- YOUR GOAL
Top to bottom, every record is to be copied word for word.

- INFORMATION GIVEN
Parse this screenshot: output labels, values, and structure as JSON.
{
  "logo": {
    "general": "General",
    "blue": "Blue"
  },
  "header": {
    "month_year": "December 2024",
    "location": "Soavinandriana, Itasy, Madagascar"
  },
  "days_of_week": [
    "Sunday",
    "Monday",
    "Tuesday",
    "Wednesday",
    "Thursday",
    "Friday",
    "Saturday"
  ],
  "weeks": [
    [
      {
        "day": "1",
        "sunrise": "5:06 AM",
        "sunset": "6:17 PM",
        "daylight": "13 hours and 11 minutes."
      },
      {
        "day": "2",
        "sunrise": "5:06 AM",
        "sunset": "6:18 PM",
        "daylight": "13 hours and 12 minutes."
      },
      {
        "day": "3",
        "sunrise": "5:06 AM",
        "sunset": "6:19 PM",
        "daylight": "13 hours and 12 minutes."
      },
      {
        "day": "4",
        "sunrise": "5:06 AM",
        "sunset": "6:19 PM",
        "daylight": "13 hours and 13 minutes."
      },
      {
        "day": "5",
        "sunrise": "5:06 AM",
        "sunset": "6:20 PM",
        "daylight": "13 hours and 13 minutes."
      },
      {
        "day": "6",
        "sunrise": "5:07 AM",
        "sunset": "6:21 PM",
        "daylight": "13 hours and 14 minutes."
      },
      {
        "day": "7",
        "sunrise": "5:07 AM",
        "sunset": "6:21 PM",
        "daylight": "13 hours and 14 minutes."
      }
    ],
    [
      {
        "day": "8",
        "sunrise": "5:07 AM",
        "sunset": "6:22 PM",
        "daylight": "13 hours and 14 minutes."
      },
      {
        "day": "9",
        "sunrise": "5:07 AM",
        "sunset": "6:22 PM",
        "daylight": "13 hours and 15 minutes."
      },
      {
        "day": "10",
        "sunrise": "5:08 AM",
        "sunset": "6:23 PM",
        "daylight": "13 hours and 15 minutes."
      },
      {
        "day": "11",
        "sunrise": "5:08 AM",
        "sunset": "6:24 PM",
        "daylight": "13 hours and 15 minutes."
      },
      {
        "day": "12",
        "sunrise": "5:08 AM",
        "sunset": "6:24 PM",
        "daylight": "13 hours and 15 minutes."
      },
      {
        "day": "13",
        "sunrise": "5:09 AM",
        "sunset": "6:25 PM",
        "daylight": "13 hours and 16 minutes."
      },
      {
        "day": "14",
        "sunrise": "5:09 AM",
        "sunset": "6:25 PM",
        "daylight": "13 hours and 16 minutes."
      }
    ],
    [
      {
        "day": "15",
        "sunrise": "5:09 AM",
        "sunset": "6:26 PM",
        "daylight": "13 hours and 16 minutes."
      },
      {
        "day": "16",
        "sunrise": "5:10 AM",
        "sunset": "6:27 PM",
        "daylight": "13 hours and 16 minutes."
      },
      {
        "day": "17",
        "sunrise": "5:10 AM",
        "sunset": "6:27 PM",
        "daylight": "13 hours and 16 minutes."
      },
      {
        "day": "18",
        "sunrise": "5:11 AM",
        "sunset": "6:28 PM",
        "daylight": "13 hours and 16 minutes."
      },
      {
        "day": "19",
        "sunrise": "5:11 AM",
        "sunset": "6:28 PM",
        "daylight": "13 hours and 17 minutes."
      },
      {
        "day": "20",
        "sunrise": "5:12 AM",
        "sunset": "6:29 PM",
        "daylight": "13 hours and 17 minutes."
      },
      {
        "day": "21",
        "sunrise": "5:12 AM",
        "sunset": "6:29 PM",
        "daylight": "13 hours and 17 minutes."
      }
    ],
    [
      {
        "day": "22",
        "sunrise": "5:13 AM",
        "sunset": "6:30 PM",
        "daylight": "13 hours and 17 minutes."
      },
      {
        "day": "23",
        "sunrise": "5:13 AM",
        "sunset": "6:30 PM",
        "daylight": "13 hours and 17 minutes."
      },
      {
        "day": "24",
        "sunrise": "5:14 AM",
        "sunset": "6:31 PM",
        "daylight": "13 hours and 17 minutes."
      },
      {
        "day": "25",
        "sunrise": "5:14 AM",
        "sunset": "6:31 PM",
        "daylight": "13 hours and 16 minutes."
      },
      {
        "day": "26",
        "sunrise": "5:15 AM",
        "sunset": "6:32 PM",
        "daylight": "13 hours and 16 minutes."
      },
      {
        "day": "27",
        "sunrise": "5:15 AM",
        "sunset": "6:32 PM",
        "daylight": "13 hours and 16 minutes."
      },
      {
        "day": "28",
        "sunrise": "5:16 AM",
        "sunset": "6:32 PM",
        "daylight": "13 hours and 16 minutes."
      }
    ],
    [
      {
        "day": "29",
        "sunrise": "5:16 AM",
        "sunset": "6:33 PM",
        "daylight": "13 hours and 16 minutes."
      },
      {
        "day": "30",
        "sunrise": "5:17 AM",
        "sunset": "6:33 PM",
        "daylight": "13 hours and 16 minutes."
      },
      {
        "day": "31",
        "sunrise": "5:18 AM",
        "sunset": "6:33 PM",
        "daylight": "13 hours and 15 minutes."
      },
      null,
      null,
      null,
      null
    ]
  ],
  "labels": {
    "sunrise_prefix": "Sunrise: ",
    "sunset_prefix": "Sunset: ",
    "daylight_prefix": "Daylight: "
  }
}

- SOLUTION TO THE PROBLEM
Parse this screenshot: output labels, values, and structure as JSON.
{
  "logo": {
    "general": "General",
    "blue": "Blue"
  },
  "header": {
    "month_year": "December 2024",
    "location": "Soavinandriana, Itasy, Madagascar"
  },
  "days_of_week": [
    "Sunday",
    "Monday",
    "Tuesday",
    "Wednesday",
    "Thursday",
    "Friday",
    "Saturday"
  ],
  "weeks": [
    [
      {
        "day": "1",
        "sunrise": "5:06 AM",
        "sunset": "6:17 PM",
        "daylight": "13 hours and 11 minutes."
      },
      {
        "day": "2",
        "sunrise": "5:06 AM",
        "sunset": "6:18 PM",
        "daylight": "13 hours and 12 minutes."
      },
      {
        "day": "3",
        "sunrise": "5:06 AM",
        "sunset": "6:19 PM",
        "daylight": "13 hours and 12 minutes."
      },
      {
        "day": "4",
        "sunrise": "5:06 AM",
        "sunset": "6:19 PM",
        "daylight": "13 hours and 13 minutes."
      },
      {
        "day": "5",
        "sunrise": "5:06 AM",
        "sunset": "6:20 PM",
        "daylight": "13 hours and 13 minutes."
      },
      {
        "day": "6",
        "sunrise": "5:07 AM",
        "sunset": "6:21 PM",
        "daylight": "13 hours and 14 minutes."
      },
      {
        "day": "7",
        "sunrise": "5:07 AM",
        "sunset": "6:21 PM",
        "daylight": "13 hours and 14 minutes."
      }
    ],
    [
      {
        "day": "8",
        "sunrise": "5:07 AM",
        "sunset": "6:22 PM",
        "daylight": "13 hours and 14 minutes."
      },
      {
        "day": "9",
        "sunrise": "5:07 AM",
        "sunset": "6:22 PM",
        "daylight": "13 hours and 15 minutes."
      },
      {
        "day": "10",
        "sunrise": "5:08 AM",
        "sunset": "6:23 PM",
        "daylight": "13 hours and 15 minutes."
      },
      {
        "day": "11",
        "sunrise": "5:08 AM",
        "sunset": "6:24 PM",
        "daylight": "13 hours and 15 minutes."
      },
      {
        "day": "12",
        "sunrise": "5:08 AM",
        "sunset": "6:24 PM",
        "daylight": "13 hours and 15 minutes."
      },
      {
        "day": "13",
        "sunrise": "5:09 AM",
        "sunset": "6:25 PM",
        "daylight": "13 hours and 16 minutes."
      },
      {
        "day": "14",
        "sunrise": "5:09 AM",
        "sunset": "6:25 PM",
        "daylight": "13 hours and 16 minutes."
      }
    ],
    [
      {
        "day": "15",
        "sunrise": "5:09 AM",
        "sunset": "6:26 PM",
        "daylight": "13 hours and 16 minutes."
      },
      {
        "day": "16",
        "sunrise": "5:10 AM",
        "sunset": "6:27 PM",
        "daylight": "13 hours and 16 minutes."
      },
      {
        "day": "17",
        "sunrise": "5:10 AM",
        "sunset": "6:27 PM",
        "daylight": "13 hours and 16 minutes."
      },
      {
        "day": "18",
        "sunrise": "5:11 AM",
        "sunset": "6:28 PM",
        "daylight": "13 hours and 16 minutes."
      },
      {
        "day": "19",
        "sunrise": "5:11 AM",
        "sunset": "6:28 PM",
        "daylight": "13 hours and 17 minutes."
      },
      {
        "day": "20",
        "sunrise": "5:12 AM",
        "sunset": "6:29 PM",
        "daylight": "13 hours and 17 minutes."
      },
      {
        "day": "21",
        "sunrise": "5:12 AM",
        "sunset": "6:29 PM",
        "daylight": "13 hours and 17 minutes."
      }
    ],
    [
      {
        "day": "22",
        "sunrise": "5:13 AM",
        "sunset": "6:30 PM",
        "daylight": "13 hours and 17 minutes."
      },
      {
        "day": "23",
        "sunrise": "5:13 AM",
        "sunset": "6:30 PM",
        "daylight": "13 hours and 17 minutes."
      },
      {
        "day": "24",
        "sunrise": "5:14 AM",
        "sunset": "6:31 PM",
        "daylight": "13 hours and 17 minutes."
      },
      {
        "day": "25",
        "sunrise": "5:14 AM",
        "sunset": "6:31 PM",
        "daylight": "13 hours and 16 minutes."
      },
      {
        "day": "26",
        "sunrise": "5:15 AM",
        "sunset": "6:32 PM",
        "daylight": "13 hours and 16 minutes."
      },
      {
        "day": "27",
        "sunrise": "5:15 AM",
        "sunset": "6:32 PM",
        "daylight": "13 hours and 16 minutes."
      },
      {
        "day": "28",
        "sunrise": "5:16 AM",
        "sunset": "6:32 PM",
        "daylight": "13 hours and 16 minutes."
      }
    ],
    [
      {
        "day": "29",
        "sunrise": "5:16 AM",
        "sunset": "6:33 PM",
        "daylight": "13 hours and 16 minutes."
      },
      {
        "day": "30",
        "sunrise": "5:17 AM",
        "sunset": "6:33 PM",
        "daylight": "13 hours and 16 minutes."
      },
      {
        "day": "31",
        "sunrise": "5:18 AM",
        "sunset": "6:33 PM",
        "daylight": "13 hours and 15 minutes."
      },
      null,
      null,
      null,
      null
    ]
  ],
  "labels": {
    "sunrise_prefix": "Sunrise: ",
    "sunset_prefix": "Sunset: ",
    "daylight_prefix": "Daylight: "
  }
}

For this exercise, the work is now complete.